Biblical love is not an emotional, sensual response to another person, but an unselfish commitment to help, benefit, or build up another person without consideration of deriving potential personal benefits for your actions.
This is an unconditional action modeled by our Lord. As Luke wrote, we are to “love [our] enemies [helping, benefiting them, not necessarily liking them], and do good, and lend, expecting nothing in return; and [our] reward will be great, and [we] will be sons of the Most High, for He Himself is kind to ungrateful and evil men” (Luke 6:35b). The concepts of this verse describe what it means to love others practically.
The present imperative verb in Ephesians 4:32 is to “be continually or habitually acting” in three descriptive manners: kindness, compassion, and forgiveness. To be kind means to act in a “gracious, mild, or pleasant [as opposed to harsh, hard, sharp or bitter]” manner. This is the physical response to the needs of others.
To be compassionate, means to “be tenderhearted,” which comes from a word for bowels, or “gut feeling”—a kind of gnawing of empathy that allows us to feel the pain of a person in need. Peter wrote that we should be “of one mind [the same priority] having compassion for one another, love as brothers, be tenderhearted, be courteous” (1 Pet 3:8). This is the emotional response to the needs of others.
Lastly, we are to be habitually and continually “forgiving one another just as [in the same manner as] God in Christ forgave you.” The word forgiving is from the root word for grace, thus meaning “to grant a favorable status or give acceptance without conditions, as a gift,” just because the other person needs to know he or she is forgiven by you.
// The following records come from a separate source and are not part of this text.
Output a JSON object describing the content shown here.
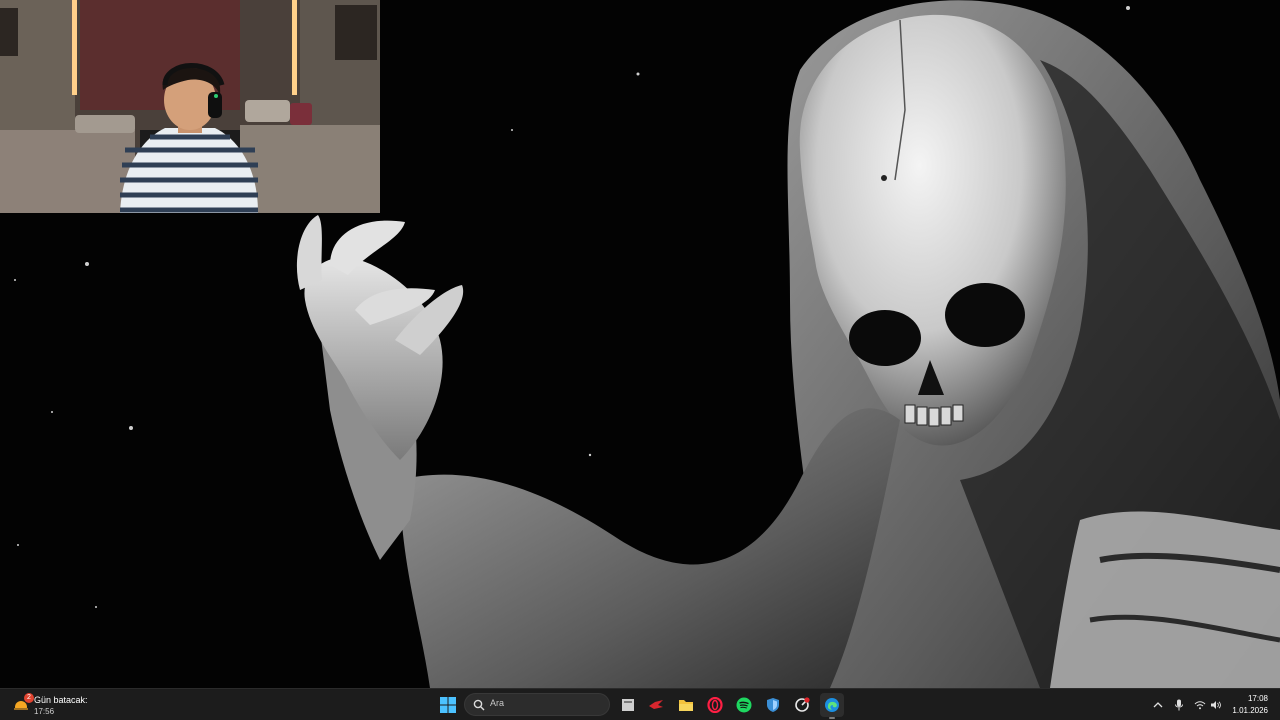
{
  "desktop": {
    "wallpaper_icon": "grim-reaper-skull-wallpaper"
  },
  "webcam": {
    "icon": "webcam-person-overlay"
  },
  "taskbar": {
    "weather": {
      "title": "Gün batacak:",
      "time": "17:56",
      "badge": "2",
      "icon": "sunset-weather-icon"
    },
    "start_icon": "windows-start-icon",
    "search": {
      "placeholder": "Ara",
      "icon": "search-icon"
    },
    "pinned": [
      {
        "name": "file-viewer-icon",
        "active": false
      },
      {
        "name": "red-app-icon",
        "active": false
      },
      {
        "name": "file-explorer-icon",
        "active": false
      },
      {
        "name": "opera-gx-icon",
        "active": false
      },
      {
        "name": "spotify-icon",
        "active": false
      },
      {
        "name": "shield-app-icon",
        "active": false
      },
      {
        "name": "steelseries-icon",
        "active": false
      },
      {
        "name": "edge-icon",
        "active": true
      }
    ],
    "tray": {
      "chevron_icon": "chevron-up-icon",
      "mic_icon": "microphone-icon",
      "wifi_icon": "wifi-icon",
      "volume_icon": "volume-icon"
    },
    "clock": {
      "time": "17:08",
      "date": "1.01.2026"
    }
  },
  "colors": {
    "taskbar_bg": "#1c1c1c",
    "accent": "#4cc2ff",
    "badge": "#e0432f"
  }
}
This is the relational response to the needs of others. We can harbor no resentment or bitterness against anyone. This is the new paradigm of the Christian life: we are to live as Jesus did and forgive as He continues to forgive us daily.
To be a part of a community like this would be like heaven on earth. Be a constructive part of building these bonds with your fellow believers today!
“Loving Father, as You have forgiven me, I ask that You give me the understanding and the will to forgive those who may hurt me. May I surrender my own feelings and needs to You, the true and just judge.”